Since it derives from one of the titans of traditional satellite TV, DirecTV Now is likely one of the main online TV services that prospective cord-cutters are considering. But is that name-recognition going to pull them down the wrong path in a market that's now crowded with alternatives?
All reviews panned DirecTV Now for its lack of a DVR, but that will soon be remedied. While some critics think the product has improved since its rocky launch, most point out that it needs to fill gaps in its on-demand content. This issue aside, do the critics think DirecTV Now is worth buying?
Over a span of two reviews (First; Second), Tom's Guide editor Marshall Honorof explained that DirecTV Now's biggest issue is its inconsistent quality. While he encountered fewer errors in his follow-up review, there were still too many to find the service worth recommending.
"The channel selection is both broad and deep, the price is fair (at the higher tiers, anyway), and the navigation is admirably straightforward."
"Fortunately, DirecTV Now does offer some on-demand content."
"Unfortunately, it's handled very poorly. Some channels offer it; some don't. You can get a handful of episodes from Fox, for example, but nothing from ABC. Nickelodeon has a few episodes available to stream, but Disney doesn't."

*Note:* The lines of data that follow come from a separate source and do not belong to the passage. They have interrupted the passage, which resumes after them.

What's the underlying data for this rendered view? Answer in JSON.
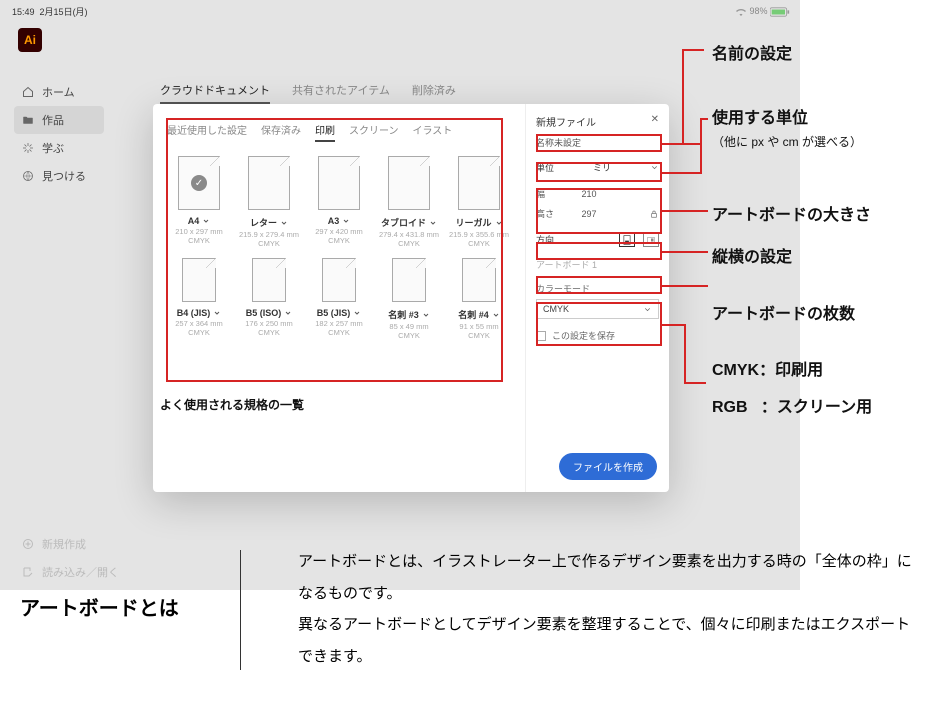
{
  "status": {
    "time": "15:49",
    "date": "2月15日(月)",
    "battery": "98%"
  },
  "ai_logo": "Ai",
  "sidebar": {
    "items": [
      {
        "label": "ホーム"
      },
      {
        "label": "作品"
      },
      {
        "label": "学ぶ"
      },
      {
        "label": "見つける"
      }
    ],
    "bottom": [
      {
        "label": "新規作成"
      },
      {
        "label": "読み込み／開く"
      }
    ]
  },
  "home_tabs": [
    "クラウドドキュメント",
    "共有されたアイテム",
    "削除済み"
  ],
  "modal": {
    "tabs": [
      "最近使用した設定",
      "保存済み",
      "印刷",
      "スクリーン",
      "イラスト"
    ],
    "active_tab_index": 2,
    "presets": [
      {
        "name": "A4",
        "dim": "210 x 297 mm",
        "mode": "CMYK",
        "selected": true
      },
      {
        "name": "レター",
        "dim": "215.9 x 279.4 mm",
        "mode": "CMYK"
      },
      {
        "name": "A3",
        "dim": "297 x 420 mm",
        "mode": "CMYK"
      },
      {
        "name": "タブロイド",
        "dim": "279.4 x 431.8 mm",
        "mode": "CMYK"
      },
      {
        "name": "リーガル",
        "dim": "215.9 x 355.6 mm",
        "mode": "CMYK"
      },
      {
        "name": "B4 (JIS)",
        "dim": "257 x 364 mm",
        "mode": "CMYK"
      },
      {
        "name": "B5 (ISO)",
        "dim": "176 x 250 mm",
        "mode": "CMYK"
      },
      {
        "name": "B5 (JIS)",
        "dim": "182 x 257 mm",
        "mode": "CMYK"
      },
      {
        "name": "名刺 #3",
        "dim": "85 x 49 mm",
        "mode": "CMYK"
      },
      {
        "name": "名刺 #4",
        "dim": "91 x 55 mm",
        "mode": "CMYK"
      }
    ],
    "caption": "よく使用される規格の一覧",
    "right": {
      "title": "新規ファイル",
      "name_value": "名称未設定",
      "unit_label": "単位",
      "unit_value": "ミリ",
      "width_label": "幅",
      "width_value": "210",
      "height_label": "高さ",
      "height_value": "297",
      "orient_label": "方向",
      "count_value": "アートボード 1",
      "cmode_label": "カラーモード",
      "cmode_value": "CMYK",
      "save_label": "この設定を保存",
      "create_label": "ファイルを作成"
    }
  },
  "annotations": {
    "name": "名前の設定",
    "unit": "使用する単位",
    "unit_sub": "（他に px や cm が選べる）",
    "size": "アートボードの大きさ",
    "orient": "縦横の設定",
    "count": "アートボードの枚数",
    "cmode1": "CMYK：印刷用",
    "cmode2": "RGB   ：スクリーン用"
  },
  "explain": {
    "title": "アートボードとは",
    "body": "アートボードとは、イラストレーター上で作るデザイン要素を出力する時の「全体の枠」になるものです。\n 異なるアートボードとしてデザイン要素を整理することで、個々に印刷またはエクスポートできます。"
  }
}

"Some live channels stuttered every few seconds, while on-demand content frequently stopped to buffer, even on a rock-solid Ethernet connection. DirecTV Now also had trouble maintaining HD resolutions." [from the follow-up review]
"DirecTV Now has an enormous problem: It doesn't offer any DVR capabilities. The company does plan to add this option sometime next year, but for the moment, unless you're an expert screen-capture software wrangler, and have all the time in the world, you won't be able to record anything to watch later."
Gizmodo Reviews Editor Alex Cranz didn't mince words in her review, which is titled "DirecTV Now Is Just Another Failed Attempt at Streaming Live TV."
"In testing, DirecTV streamed just fine to my laptop,"
"but when I tried to cast the content from my laptop to my TV it choked"
“We’re here to play,” is what they want to say. Unfortunately “we’re here to ruin your night of TV” is all I, and many frustrated users, have heard.
"If you haven’t cut the cord don’t let DirecTV be the service to entice you, and if you have cut the cord and need a good live TV streaming service then run towards Sony’s inviting embrace."
In a review updated in the summer of 2017, Jared Newman at TechHive explained that DirecTV Now is a dish best served to AT&T subscribers.
"DirecTV Now’s strongest feature is video quality. The service is consistently crisp at 720p for live broadcasts, with 60 frames per second video on every sports, news, talk, and reality TV show I tested."
"AT&T has also eliminated the glitches that dragged down the initial launch. User complaints seem to have died off, and I’m no longer seeing the error codes that once prevented me from getting through on-demand episodes."
"DirecTV Now has one glaring omission: There's no way to record shows for later. That might've been excusable last year when DVR was the exception, not the rule, in streaming bundles, but today DirecTV Now is the only streaming bundle that lacks a DVR feature."
"Navigation, for instance, is fraught with contradictions and redundancies. To see the main program menu, you must press or swipe up. But to scroll through that menu, you must change direction and press or swipe down. If you press or swipe down while watching a video, you'll get a different and altogether less useful menu, whose only unique function is access to the app's settings."
While Cnet's David Katzmaier started his review raving about DirecTV Now's amazing offer of 100 channels for $35 per month, he later explains that this price was an introductory offer. Katzmaier also seems to have gotten the best streaming quality experience of the reviewers.
"While DirecTV Now has nixed its original promo rate of $35 per month for 100 channels, it’s sweetened the deal for AT&T wireless subscribers with streaming TV plans starting at just $10 per month when bundled with an unlimited data plan."
"Another big deal is the ability to add HBO or Cinemax for just $5 extra (each) to any package. That's a substantial discount ($10) off the normal premium channel rate."
"Unlike a service like HBO Go however, not every episode of every HBO series is included on-demand."
"There's no DVR (yet) so you can't record programs to watch later or skip commercials. You'll have to depend on the service's on-demand offerings for non-Live shows, and while DirecTV claims they're substantial, they're not comprehensive."
In his hands-on review, Engadget senior editor Devindra Hardawar appreciated DirecTV Now's image quality, but noted that DirecTV Now doesn't add anything novel to the market.
This was already a concern back when Sling TV and PlayStation Vue were its only competitors, but the recent additions of YouTube TV and Hulu with Live TV make this an even more pressing concern. He even points out the lack of Roku support.
"And it won't count DirecTV Now streams against AT&T wireless customers' data caps,"
"It appears that DirecTV Now also has more on-demand offerings than Sling, at least based on what I've seen available on CNN, HGTV and FX."
"Like the competition, it'll let you stream live TV and on-demand content across a wide variety of devices -- all you need is an internet connection. But right now, on the day of DirecTV Now's launch, that's pretty much all it does."